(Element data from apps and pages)
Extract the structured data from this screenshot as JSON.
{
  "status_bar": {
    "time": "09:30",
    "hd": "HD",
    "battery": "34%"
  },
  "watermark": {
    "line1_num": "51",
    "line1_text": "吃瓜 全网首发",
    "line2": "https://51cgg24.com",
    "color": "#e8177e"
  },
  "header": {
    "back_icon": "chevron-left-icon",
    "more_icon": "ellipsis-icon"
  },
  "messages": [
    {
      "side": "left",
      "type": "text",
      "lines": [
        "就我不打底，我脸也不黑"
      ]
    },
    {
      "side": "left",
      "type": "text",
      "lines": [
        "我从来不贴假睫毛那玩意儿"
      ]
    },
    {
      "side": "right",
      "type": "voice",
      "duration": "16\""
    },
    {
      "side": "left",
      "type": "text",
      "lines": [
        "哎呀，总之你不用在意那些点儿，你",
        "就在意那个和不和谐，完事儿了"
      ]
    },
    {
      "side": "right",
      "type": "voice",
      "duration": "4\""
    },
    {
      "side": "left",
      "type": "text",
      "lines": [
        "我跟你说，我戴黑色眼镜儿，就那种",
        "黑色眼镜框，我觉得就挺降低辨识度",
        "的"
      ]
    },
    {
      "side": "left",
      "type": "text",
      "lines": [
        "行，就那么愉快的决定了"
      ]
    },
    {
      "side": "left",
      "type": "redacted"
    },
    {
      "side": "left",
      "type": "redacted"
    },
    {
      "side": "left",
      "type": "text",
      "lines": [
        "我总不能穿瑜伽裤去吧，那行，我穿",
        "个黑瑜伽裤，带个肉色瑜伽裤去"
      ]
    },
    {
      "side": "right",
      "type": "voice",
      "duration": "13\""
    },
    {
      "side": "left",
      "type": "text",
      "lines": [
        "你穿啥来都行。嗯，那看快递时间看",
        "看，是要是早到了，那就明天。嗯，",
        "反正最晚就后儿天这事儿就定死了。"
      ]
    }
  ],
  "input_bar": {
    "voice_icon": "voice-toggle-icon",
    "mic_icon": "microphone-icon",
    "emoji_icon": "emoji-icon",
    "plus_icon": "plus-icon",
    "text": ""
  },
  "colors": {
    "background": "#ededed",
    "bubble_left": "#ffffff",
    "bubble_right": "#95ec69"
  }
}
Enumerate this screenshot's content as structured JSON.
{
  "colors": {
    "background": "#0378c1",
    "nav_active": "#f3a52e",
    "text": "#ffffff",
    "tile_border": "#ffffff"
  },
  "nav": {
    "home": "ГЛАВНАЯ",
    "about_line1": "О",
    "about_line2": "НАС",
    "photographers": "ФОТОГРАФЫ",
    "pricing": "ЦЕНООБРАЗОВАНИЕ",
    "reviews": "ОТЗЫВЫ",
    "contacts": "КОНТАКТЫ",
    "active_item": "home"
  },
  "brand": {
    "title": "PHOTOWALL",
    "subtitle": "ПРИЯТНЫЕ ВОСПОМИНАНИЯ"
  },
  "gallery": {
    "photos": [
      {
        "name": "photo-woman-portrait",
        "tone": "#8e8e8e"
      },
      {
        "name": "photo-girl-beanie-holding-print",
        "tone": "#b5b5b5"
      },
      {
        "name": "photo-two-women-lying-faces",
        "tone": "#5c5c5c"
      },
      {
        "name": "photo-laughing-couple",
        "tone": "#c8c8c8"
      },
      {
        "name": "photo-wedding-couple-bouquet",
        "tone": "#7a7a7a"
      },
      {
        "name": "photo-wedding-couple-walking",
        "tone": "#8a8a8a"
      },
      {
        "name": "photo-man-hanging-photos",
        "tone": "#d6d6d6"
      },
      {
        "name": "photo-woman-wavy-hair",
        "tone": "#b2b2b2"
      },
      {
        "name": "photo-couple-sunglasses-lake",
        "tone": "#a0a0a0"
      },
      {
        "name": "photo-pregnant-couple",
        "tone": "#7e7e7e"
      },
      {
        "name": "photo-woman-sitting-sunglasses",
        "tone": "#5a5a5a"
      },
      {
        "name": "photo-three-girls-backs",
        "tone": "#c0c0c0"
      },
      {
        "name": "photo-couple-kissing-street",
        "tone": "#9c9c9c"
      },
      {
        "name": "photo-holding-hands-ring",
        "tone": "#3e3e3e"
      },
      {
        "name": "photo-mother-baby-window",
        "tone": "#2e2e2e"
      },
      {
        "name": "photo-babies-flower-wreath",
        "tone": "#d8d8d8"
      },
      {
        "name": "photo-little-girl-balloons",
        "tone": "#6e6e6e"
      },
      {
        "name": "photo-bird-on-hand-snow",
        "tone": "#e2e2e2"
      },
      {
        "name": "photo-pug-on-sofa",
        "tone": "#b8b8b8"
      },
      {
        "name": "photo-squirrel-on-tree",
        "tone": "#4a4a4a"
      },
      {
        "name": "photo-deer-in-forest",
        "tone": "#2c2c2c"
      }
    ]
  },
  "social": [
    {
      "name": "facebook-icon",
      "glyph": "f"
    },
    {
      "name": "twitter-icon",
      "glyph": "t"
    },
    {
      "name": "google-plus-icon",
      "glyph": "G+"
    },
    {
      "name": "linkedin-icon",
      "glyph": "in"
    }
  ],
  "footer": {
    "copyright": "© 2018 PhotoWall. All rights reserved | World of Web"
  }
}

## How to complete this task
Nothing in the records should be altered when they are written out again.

## Task output
Extract the structured data from this screenshot as JSON.
{
  "status_bar": {
    "time": "09:30",
    "hd": "HD",
    "battery": "34%"
  },
  "watermark": {
    "line1_num": "51",
    "line1_text": "吃瓜 全网首发",
    "line2": "https://51cgg24.com",
    "color": "#e8177e"
  },
  "header": {
    "back_icon": "chevron-left-icon",
    "more_icon": "ellipsis-icon"
  },
  "messages": [
    {
      "side": "left",
      "type": "text",
      "lines": [
        "就我不打底，我脸也不黑"
      ]
    },
    {
      "side": "left",
      "type": "text",
      "lines": [
        "我从来不贴假睫毛那玩意儿"
      ]
    },
    {
      "side": "right",
      "type": "voice",
      "duration": "16\""
    },
    {
      "side": "left",
      "type": "text",
      "lines": [
        "哎呀，总之你不用在意那些点儿，你",
        "就在意那个和不和谐，完事儿了"
      ]
    },
    {
      "side": "right",
      "type": "voice",
      "duration": "4\""
    },
    {
      "side": "left",
      "type": "text",
      "lines": [
        "我跟你说，我戴黑色眼镜儿，就那种",
        "黑色眼镜框，我觉得就挺降低辨识度",
        "的"
      ]
    },
    {
      "side": "left",
      "type": "text",
      "lines": [
        "行，就那么愉快的决定了"
      ]
    },
    {
      "side": "left",
      "type": "redacted"
    },
    {
      "side": "left",
      "type": "redacted"
    },
    {
      "side": "left",
      "type": "text",
      "lines": [
        "我总不能穿瑜伽裤去吧，那行，我穿",
        "个黑瑜伽裤，带个肉色瑜伽裤去"
      ]
    },
    {
      "side": "right",
      "type": "voice",
      "duration": "13\""
    },
    {
      "side": "left",
      "type": "text",
      "lines": [
        "你穿啥来都行。嗯，那看快递时间看",
        "看，是要是早到了，那就明天。嗯，",
        "反正最晚就后儿天这事儿就定死了。"
      ]
    }
  ],
  "input_bar": {
    "voice_icon": "voice-toggle-icon",
    "mic_icon": "microphone-icon",
    "emoji_icon": "emoji-icon",
    "plus_icon": "plus-icon",
    "text": ""
  },
  "colors": {
    "background": "#ededed",
    "bubble_left": "#ffffff",
    "bubble_right": "#95ec69"
  }
}
Enumerate this screenshot's content as structured JSON.
{
  "colors": {
    "background": "#0378c1",
    "nav_active": "#f3a52e",
    "text": "#ffffff",
    "tile_border": "#ffffff"
  },
  "nav": {
    "home": "ГЛАВНАЯ",
    "about_line1": "О",
    "about_line2": "НАС",
    "photographers": "ФОТОГРАФЫ",
    "pricing": "ЦЕНООБРАЗОВАНИЕ",
    "reviews": "ОТЗЫВЫ",
    "contacts": "КОНТАКТЫ",
    "active_item": "home"
  },
  "brand": {
    "title": "PHOTOWALL",
    "subtitle": "ПРИЯТНЫЕ ВОСПОМИНАНИЯ"
  },
  "gallery": {
    "photos": [
      {
        "name": "photo-woman-portrait",
        "tone": "#8e8e8e"
      },
      {
        "name": "photo-girl-beanie-holding-print",
        "tone": "#b5b5b5"
      },
      {
        "name": "photo-two-women-lying-faces",
        "tone": "#5c5c5c"
      },
      {
        "name": "photo-laughing-couple",
        "tone": "#c8c8c8"
      },
      {
        "name": "photo-wedding-couple-bouquet",
        "tone": "#7a7a7a"
      },
      {
        "name": "photo-wedding-couple-walking",
        "tone": "#8a8a8a"
      },
      {
        "name": "photo-man-hanging-photos",
        "tone": "#d6d6d6"
      },
      {
        "name": "photo-woman-wavy-hair",
        "tone": "#b2b2b2"
      },
      {
        "name": "photo-couple-sunglasses-lake",
        "tone": "#a0a0a0"
      },
      {
        "name": "photo-pregnant-couple",
        "tone": "#7e7e7e"
      },
      {
        "name": "photo-woman-sitting-sunglasses",
        "tone": "#5a5a5a"
      },
      {
        "name": "photo-three-girls-backs",
        "tone": "#c0c0c0"
      },
      {
        "name": "photo-couple-kissing-street",
        "tone": "#9c9c9c"
      },
      {
        "name": "photo-holding-hands-ring",
        "tone": "#3e3e3e"
      },
      {
        "name": "photo-mother-baby-window",
        "tone": "#2e2e2e"
      },
      {
        "name": "photo-babies-flower-wreath",
        "tone": "#d8d8d8"
      },
      {
        "name": "photo-little-girl-balloons",
        "tone": "#6e6e6e"
      },
      {
        "name": "photo-bird-on-hand-snow",
        "tone": "#e2e2e2"
      },
      {
        "name": "photo-pug-on-sofa",
        "tone": "#b8b8b8"
      },
      {
        "name": "photo-squirrel-on-tree",
        "tone": "#4a4a4a"
      },
      {
        "name": "photo-deer-in-forest",
        "tone": "#2c2c2c"
      }
    ]
  },
  "social": [
    {
      "name": "facebook-icon",
      "glyph": "f"
    },
    {
      "name": "twitter-icon",
      "glyph": "t"
    },
    {
      "name": "google-plus-icon",
      "glyph": "G+"
    },
    {
      "name": "linkedin-icon",
      "glyph": "in"
    }
  ],
  "footer": {
    "copyright": "© 2018 PhotoWall. All rights reserved | World of Web"
  }
}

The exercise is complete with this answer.